“I think there is something wrong with him. Physically wrong, I mean. I don't know what it is, but I am satisfied that it goes far beyond his ball-playing. I have seen ballplayers 'go' overnight, as Gehrig seems to have done. But they were simply washed up as ballplayers. It's something deeper than that in this case, though. I have watched him very closely and this is what I have seen: I have seen him time a ball perfectly, swing on it as hard as he can, meet it squarely — and drive a soft, looping fly over the infield. In other words, for some reason that I do not know, his old power isn't there... He is meeting the ball, time after time, and it isn't going anywhere." That is what a news reporter wrote about Lou Gehrig, one of the greatest American baseball players of all time, on watching him playing baseball badly not knowing that he was seriously ill and did not have long to live
When Lou knew that something was wrong too he wrote to his wife Eleanor telling her what it was: “The bad news is lateral sclerosis, in our language chronic infantile paralysis. There isn't any cure... there are very few of these cases. It is probably caused by some germ...Never heard of transmitting it to mates... There is a 50–50 chance of keeping me as I am. I may need a cane in 10 or 15 years. Playing is out of the question.’ He had two years to live.
Playing was indeed out of the question and when he addressed for the last time his beloved fans on June the fourth 1939 at a sold out game at Yankee Stadium he said this:
“Fans, for the past two weeks you have been reading about the bad break I got. Yet today I consider myself the luckiest man on the face of the earth. I have been in ballparks for seventeen years and have never received anything but kindness and encouragement from you fans.

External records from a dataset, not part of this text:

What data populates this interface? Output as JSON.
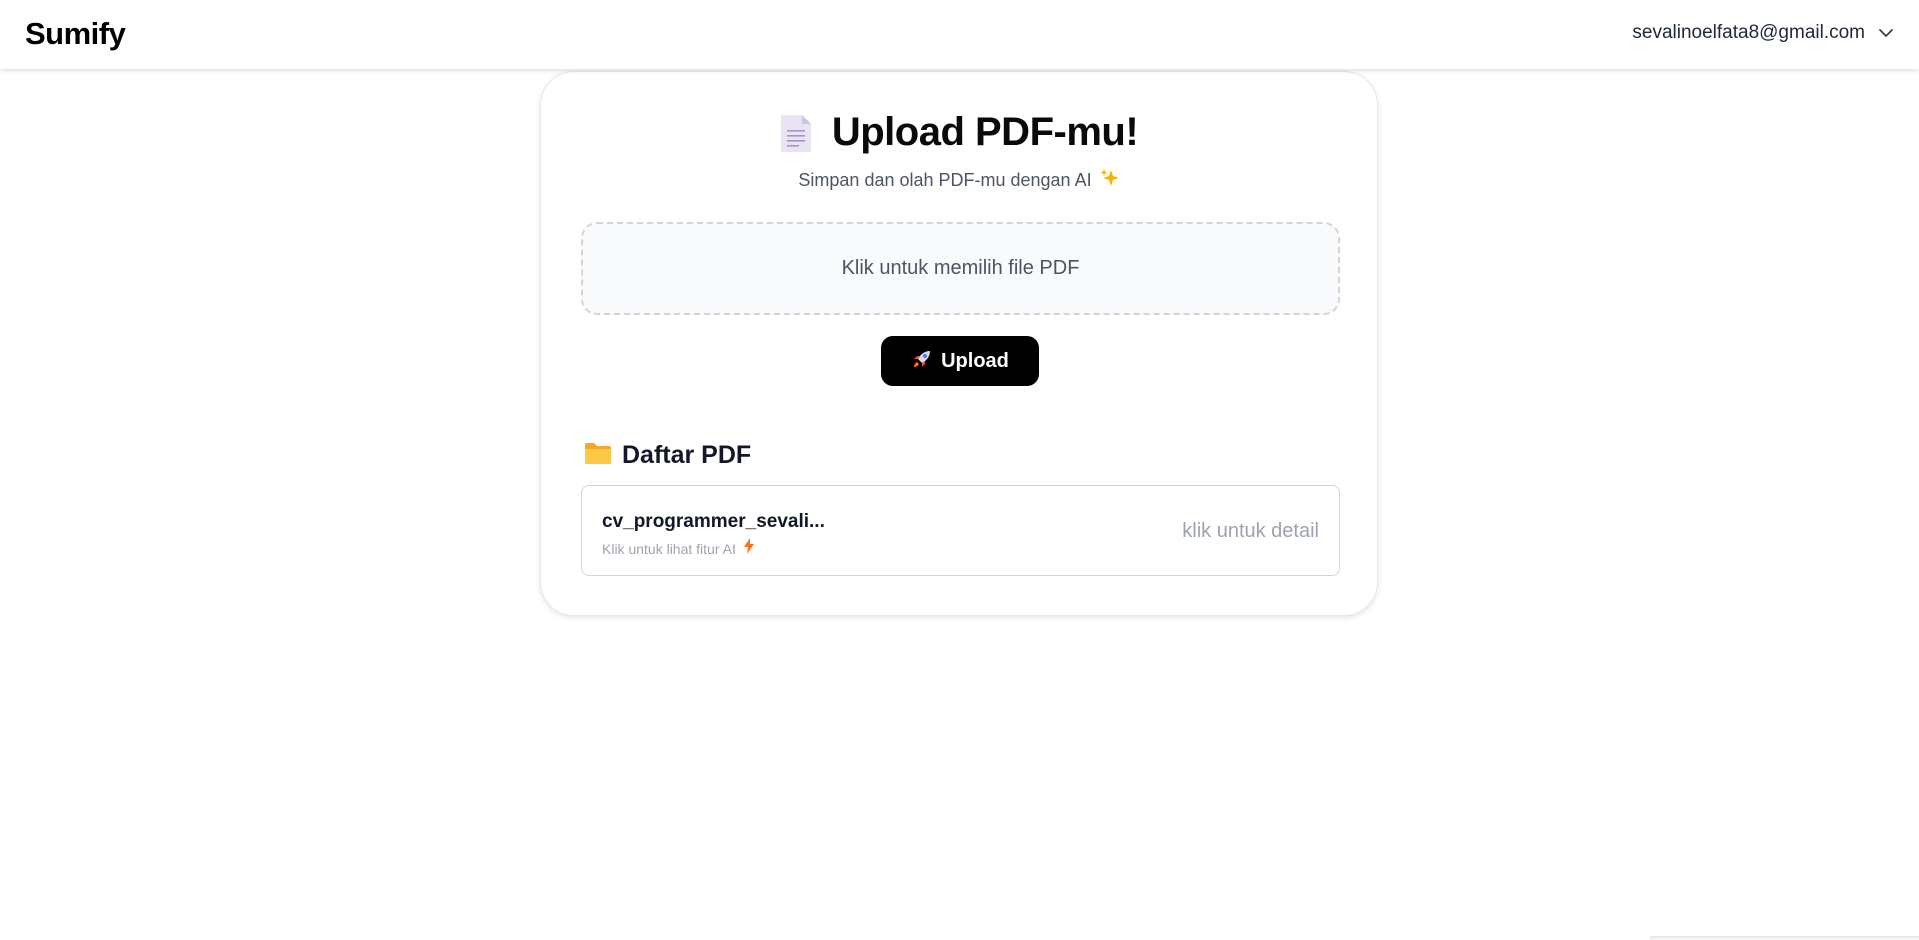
{
  "app": {
    "brand": "Sumify",
    "user_email": "sevalinoelfata8@gmail.com"
  },
  "upload": {
    "title": "Upload PDF-mu!",
    "subtitle": "Simpan dan olah PDF-mu dengan AI",
    "dropzone_text": "Klik untuk memilih file PDF",
    "button_label": "Upload"
  },
  "pdf_list": {
    "title": "Daftar PDF",
    "items": [
      {
        "name": "cv_programmer_sevali...",
        "hint": "Klik untuk lihat fitur AI",
        "detail_label": "klik untuk detail"
      }
    ]
  },
  "icons": {
    "title_icon": "document-icon",
    "subtitle_icon": "sparkles-icon",
    "button_icon": "rocket-icon",
    "list_icon": "folder-icon",
    "item_hint_icon": "lightning-icon",
    "user_menu_icon": "chevron-down-icon"
  },
  "colors": {
    "button_bg": "#000000",
    "card_border": "#e5e7eb",
    "dropzone_bg": "#f9fafb",
    "muted_text": "#9ca3af"
  }
}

When you look around, wouldn't you consider it a privilege to associate yourself with such fine looking men as are standing in uniform in this ballpark today? Sure, I'm lucky. Who wouldn't consider it an honor to have known Jacob Ruppert? Also, the builder of baseball's greatest empire, Ed Burrow? To have spent six years with that wonderful little fellow, Miller Huggins? Then to have spent the next nine years with that outstanding leader, that smart student of psychology, the best manager in baseball today, Joe Mc Carthy? Sure, I'm lucky
When the New York Giants, a team you would give your right arm to beat, and vice versa, sends you a gift—that's something. When everybody down to the groundskeepers and those boys in white coats remember you with trophies—that's something. When you have a wonderful mother-in-law who takes sides with you in squabbles with her own daughter—that's something. When you have a father and a mother who work all their lives so that you can have an education and build your body—it's a blessing. When you have a wife who has been a tower of strength and shown more courage than you dreamed existed—that's the finest I know.

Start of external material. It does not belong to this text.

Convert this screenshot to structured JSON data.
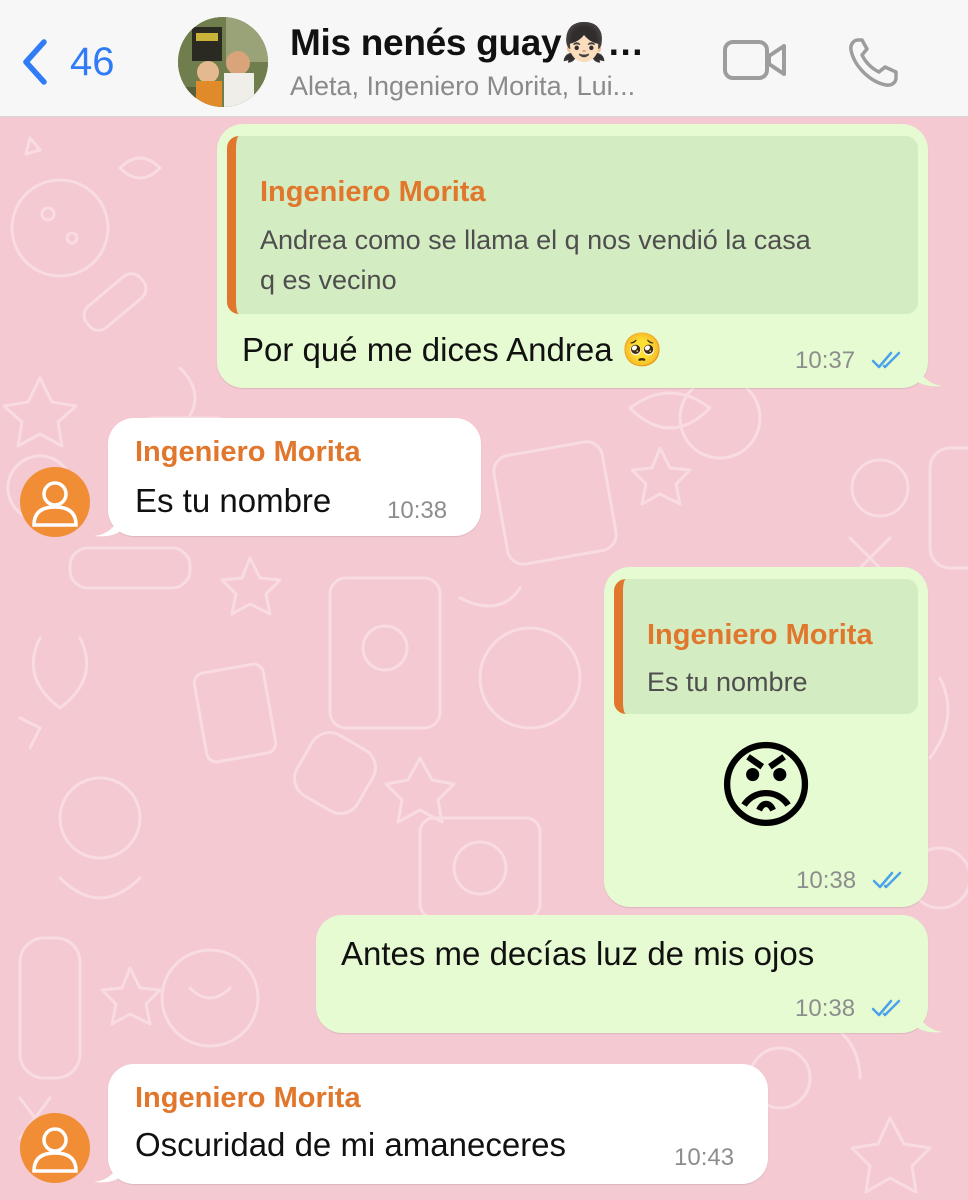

So I close in saying that I might have been given a bad break, but I've got an awful lot to live for. Thank you.”

Lou Gehrig 1903-1941
Cobbled together by Barry Clifford